On the other hand, the exhibit also shows the public face of the campaign. On display are a number of pictures of Communist Party bosses enveloped in the fields of wheat as well as Soviet realist watercolors of young men and women piling hay into truck. These were the images that were shown to the masses back home and which represented the regimes success.
The shortcuts that were taken at the outset in order to boost production also led to serious long-term problems. In many of the later documents and photographs the devastation of erosion were shown. Because of the lack of proper agricultural techniques thousands of tons of topsoil blew away in the steppe winds. In addition, the harsh climate also often got the best of the settlers. One official communication explains how, because of frost and snow, only 8 percent of the crop was harvested. Pictures of tractors plowing through fields with over a foot of snow on them elucidate this quite well.
For me, this campaign is interesting to compare on several fronts. I have been meaning to read David Laitin's book about the 25 million Russians who live in the near abroad and make up one of the world’s largest diasporas. I wonder how Kazakh’s current perception of the Russian population in Kazakhstan is influenced by the original reason why much of this population came to Kazakhstan. I also wonder how Russians thing of the land they moved to in order to great the Soviet bread basket. Another interesting point of comparison would to compare the Soviet back to the land movement with other such movements such as the kibbutz movement in Israel as well as the back to land movement in the west of the United States. Any comments of these issues would be most appreciated.

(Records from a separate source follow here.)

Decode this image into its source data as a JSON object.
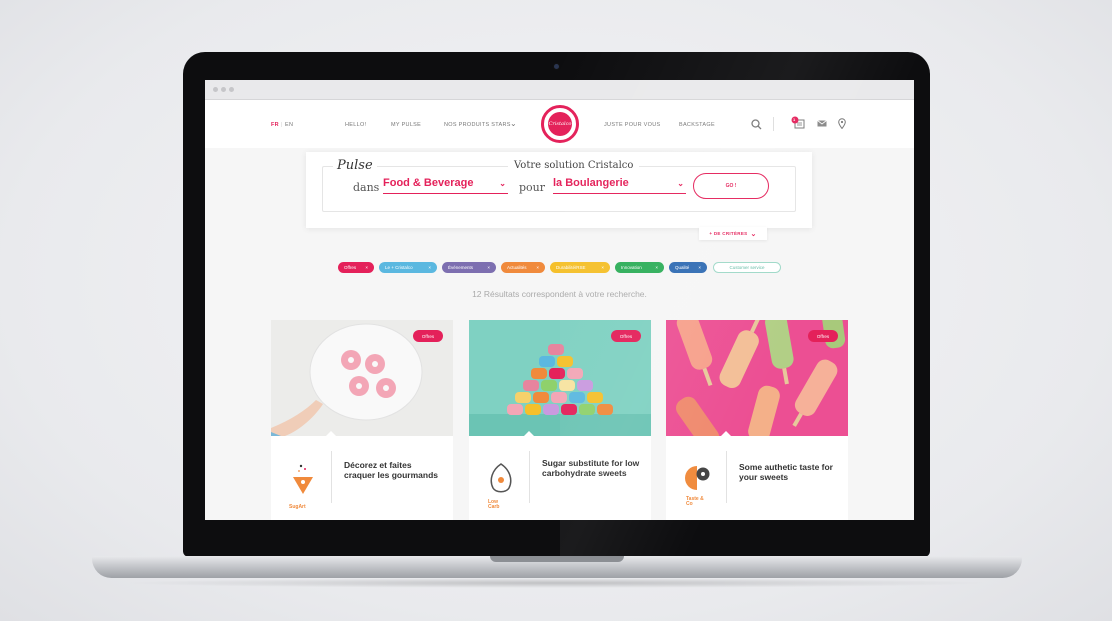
{
  "nav": {
    "lang_fr": "FR",
    "lang_en": "EN",
    "hello": "HELLO!",
    "my_pulse": "MY PULSE",
    "produits": "NOS PRODUITS STARS",
    "produits_chevron": "⌄",
    "juste": "JUSTE POUR VOUS",
    "backstage": "BACKSTAGE",
    "logo_text": "Cristalco",
    "notif_count": "1",
    "search_icon": "search-icon",
    "mail_icon": "mail-icon",
    "pin_icon": "map-pin-icon"
  },
  "search": {
    "pulse_label": "Pulse",
    "solution_title": "Votre solution Cristalco",
    "dans": "dans",
    "sector_value": "Food & Beverage",
    "pour": "pour",
    "target_value": "la Boulangerie",
    "go_label": "GO !",
    "more_criteria": "+ DE CRITÈRES",
    "more_chevron": "⌄"
  },
  "filters": [
    {
      "label": "Offres",
      "color": "#e4215a"
    },
    {
      "label": "Le + Cristalco",
      "color": "#5bb8e0"
    },
    {
      "label": "Événements",
      "color": "#7d6fb0"
    },
    {
      "label": "Actualités",
      "color": "#f08a3c"
    },
    {
      "label": "Durabilité/RSE",
      "color": "#f5c02b"
    },
    {
      "label": "Innovation",
      "color": "#2fae5a"
    },
    {
      "label": "Qualité",
      "color": "#2f6bb3"
    }
  ],
  "customer_service": "Customer service",
  "results_text": "12 Résultats correspondent à votre recherche.",
  "cards": [
    {
      "badge": "Offres",
      "title": "Décorez et faites craquer les gourmands",
      "brand": "SugArt"
    },
    {
      "badge": "Offres",
      "title": "Sugar substitute for low carbohydrate sweets",
      "brand": "Low Carb"
    },
    {
      "badge": "Offres",
      "title": "Some authetic taste for your sweets",
      "brand": "Taste & Co"
    }
  ]
}
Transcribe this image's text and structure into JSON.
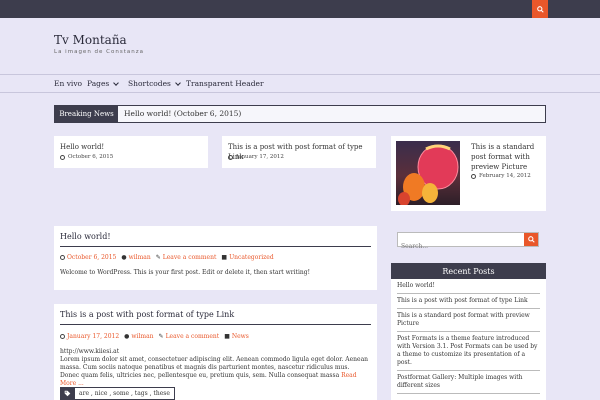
{
  "site": {
    "title": "Tv Montaña",
    "tagline": "La imagen de Constanza"
  },
  "nav": {
    "items": [
      {
        "label": "En vivo"
      },
      {
        "label": "Pages"
      },
      {
        "label": "Shortcodes"
      },
      {
        "label": "Transparent Header"
      }
    ]
  },
  "breaking": {
    "label": "Breaking News",
    "text": "Hello world! (October 6, 2015)"
  },
  "featured": [
    {
      "title": "Hello world!",
      "date": "October 6, 2015"
    },
    {
      "title": "This is a post with post format of type Link",
      "date": "January 17, 2012"
    },
    {
      "title": "This is a standard post format with preview Picture",
      "date": "February 14, 2012"
    }
  ],
  "posts": [
    {
      "title": "Hello world!",
      "date": "October 6, 2015",
      "author": "wilman",
      "comments": "Leave a comment",
      "category": "Uncategorized",
      "excerpt": "Welcome to WordPress. This is your first post. Edit or delete it, then start writing!"
    },
    {
      "title": "This is a post with post format of type Link",
      "date": "January 17, 2012",
      "author": "wilman",
      "comments": "Leave a comment",
      "category": "News",
      "link": "http://www.kiiesi.at",
      "excerpt": "Lorem ipsum dolor sit amet, consectetuer adipiscing elit. Aenean commodo ligula eget dolor. Aenean massa. Cum sociis natoque penatibus et magnis dis parturient montes, nascetur ridiculus mus. Donec quam felis, ultricies nec, pellentesque eu, pretium quis, sem. Nulla consequat massa",
      "read_more": "Read More ...",
      "tags": "are , nice , some , tags , these"
    }
  ],
  "sidebar": {
    "search_placeholder": "Search...",
    "recent_title": "Recent Posts",
    "recent_posts": [
      "Hello world!",
      "This is a post with post format of type Link",
      "This is a standard post format with preview Picture",
      "Post Formats is a theme feature introduced with Version 3.1. Post Formats can be used by a theme to customize its presentation of a post.",
      "Postformat Gallery: Multiple images with different sizes"
    ]
  },
  "colors": {
    "accent": "#e9572a",
    "dark": "#3d3d4d",
    "background": "#e8e6f6"
  }
}
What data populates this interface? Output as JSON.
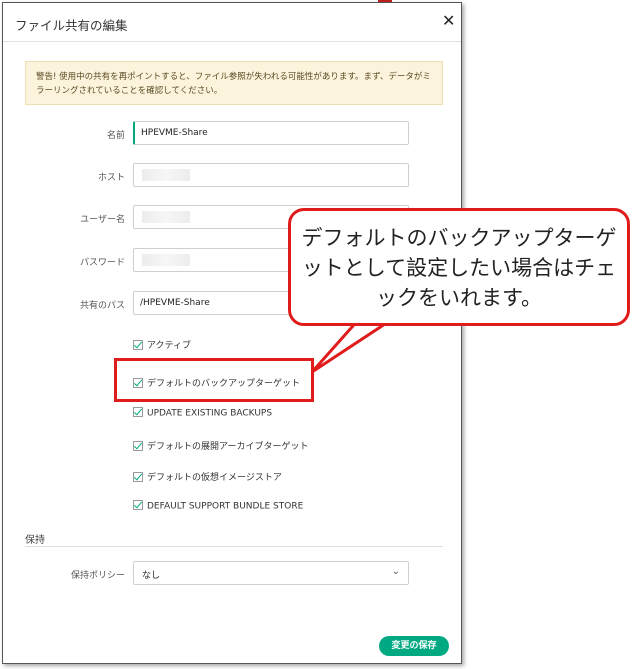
{
  "dialog": {
    "title": "ファイル共有の編集",
    "close_label": "✕",
    "warning": "警告! 使用中の共有を再ポイントすると、ファイル参照が失われる可能性があります。まず、データがミラーリングされていることを確認してください。"
  },
  "form": {
    "name_label": "名前",
    "name_value": "HPEVME-Share",
    "host_label": "ホスト",
    "user_label": "ユーザー名",
    "password_label": "パスワード",
    "share_path_label": "共有のパス",
    "share_path_value": "/HPEVME-Share"
  },
  "checkboxes": [
    {
      "label": "アクティブ",
      "checked": true
    },
    {
      "label": "デフォルトのバックアップターゲット",
      "checked": true
    },
    {
      "label": "UPDATE EXISTING BACKUPS",
      "checked": true
    },
    {
      "label": "デフォルトの展開アーカイブターゲット",
      "checked": true
    },
    {
      "label": "デフォルトの仮想イメージストア",
      "checked": true
    },
    {
      "label": "DEFAULT SUPPORT BUNDLE STORE",
      "checked": true
    }
  ],
  "retention": {
    "section_title": "保持",
    "policy_label": "保持ポリシー",
    "policy_value": "なし"
  },
  "save_label": "変更の保存",
  "callout_text": "デフォルトのバックアップターゲットとして設定したい場合はチェックをいれます。",
  "colors": {
    "accent": "#01a982",
    "highlight": "#e01b1b",
    "warning_bg": "#fbf3dc"
  }
}
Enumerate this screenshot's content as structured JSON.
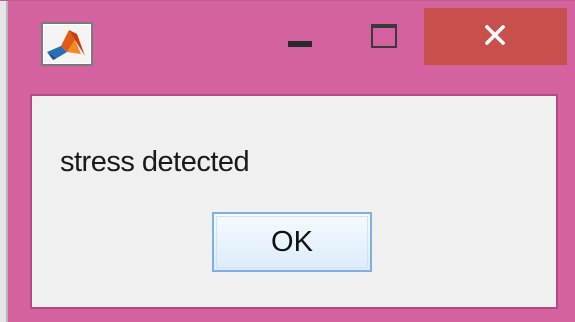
{
  "window": {
    "title": "",
    "controls": {
      "minimize_icon": "minimize-icon",
      "maximize_icon": "maximize-icon",
      "close_icon": "close-icon"
    },
    "app_icon": "matlab-logo-icon"
  },
  "dialog": {
    "message": "stress detected",
    "ok_label": "OK"
  },
  "colors": {
    "frame": "#d4629f",
    "close_button": "#c8504c",
    "content_bg": "#f0f0f0",
    "button_border": "#7fb0e3"
  }
}
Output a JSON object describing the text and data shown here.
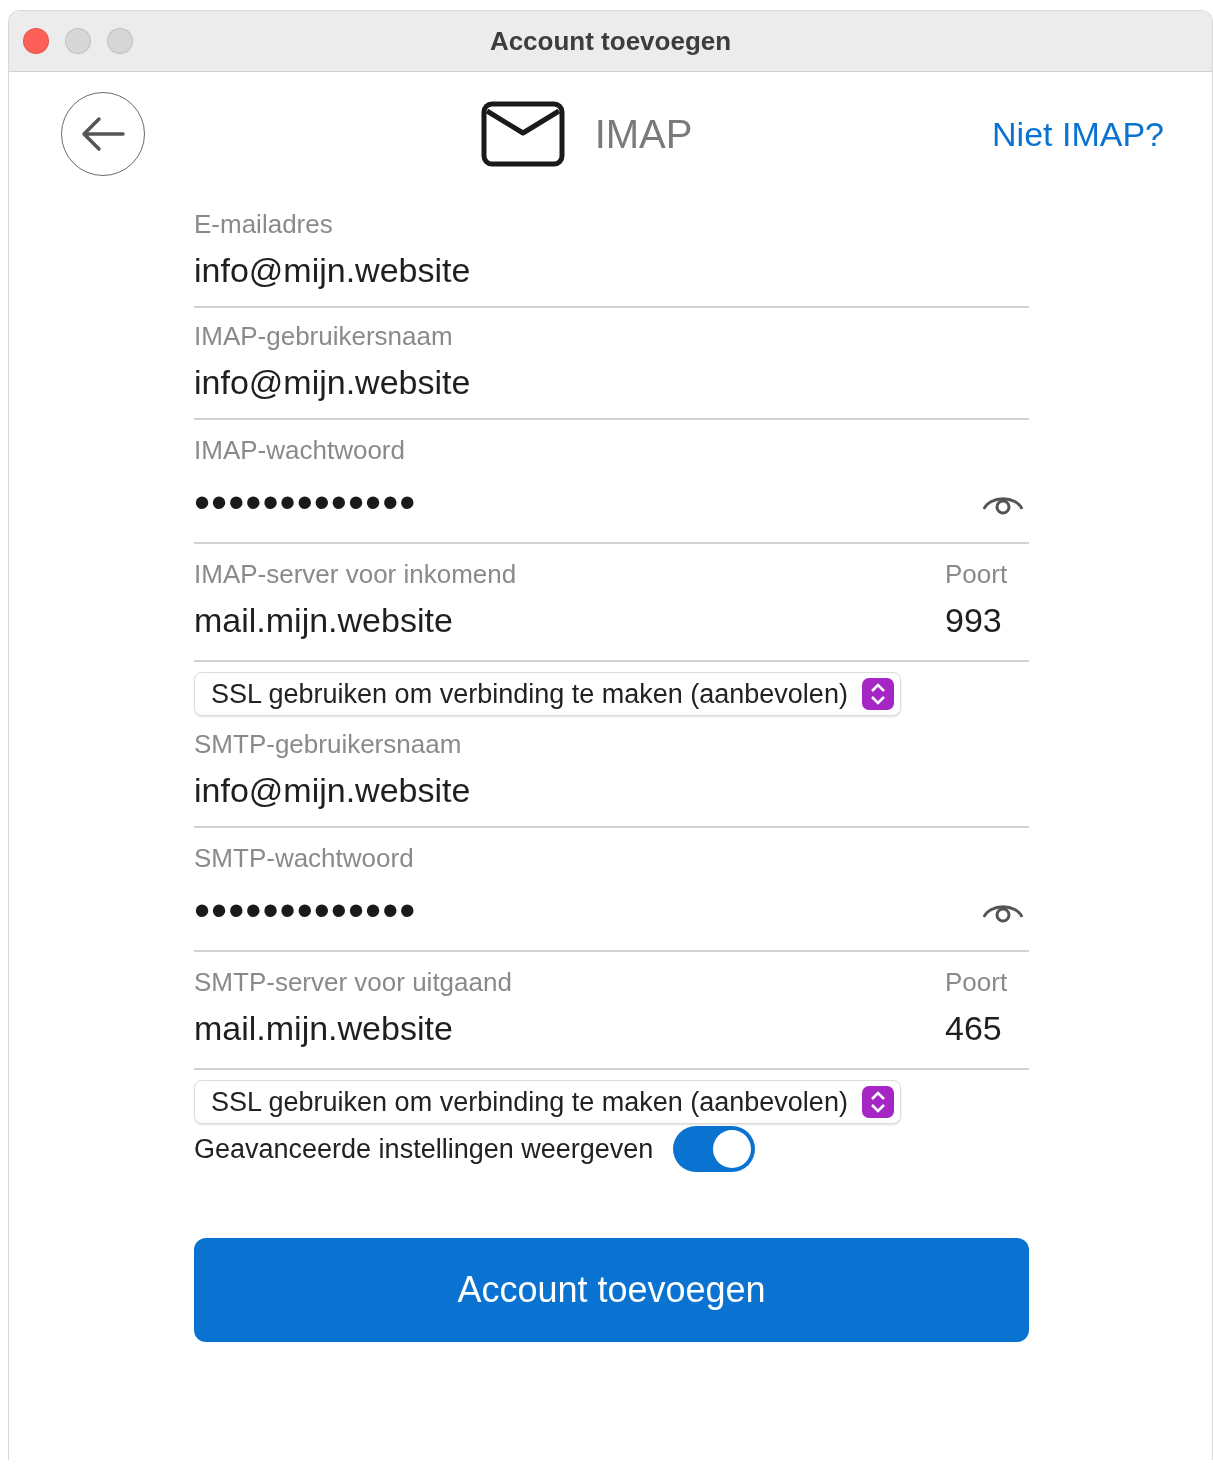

July 22, 2004
Beggars and Pets/Попрошайки и домашнее животноеRussians are real animal lovers, and, as the interpreter Michael Berdy recently noted in the Moscow times, it is strange that Russians don't have a word for pets in their language (they have to use домашнее животное domashneye zhivotnoye which literally means house animal). Russian's care for animals can be seen in the love they give both to their own pets and mangy looking street dogs.
I see my neighbors stoop to both feed and pet the poor mongrels who congregate outside my metro stop. I wouldn't go near these animals, let alone touch them, but Russians are obviously very fond of these dogs. Recently, though, I have begun to wonder whether Russians have more sympathy for homeless animals than they do about dogs.
Throughouh the Moscow, like throughout U.S. cities homeless people are seen with animals in tow. The signs that these people in Moscow show, however, are different. With almost no exception, the homeless people's signs in Moscow say "Please help my to feed my dog" or "Help my feed my kittens or buy them." This, I think, is different to in the U.S. where dogs might arouse sympathy, but people's sign don't specifically mention the dog and not mention the person begging.
Homeless people are not stupid, and they must have realized where people's sympathies lie. Clearly if they say "homeless and hungry," they won't get money, whereas if they say "my dog is hungry people," will flip some change their way. Perhaps this has to do with Muscovites skepticism about homeless people. My students always say they are in gangs or they are really rich. Dogs, on the other hand can't have some of our more vile human impulses.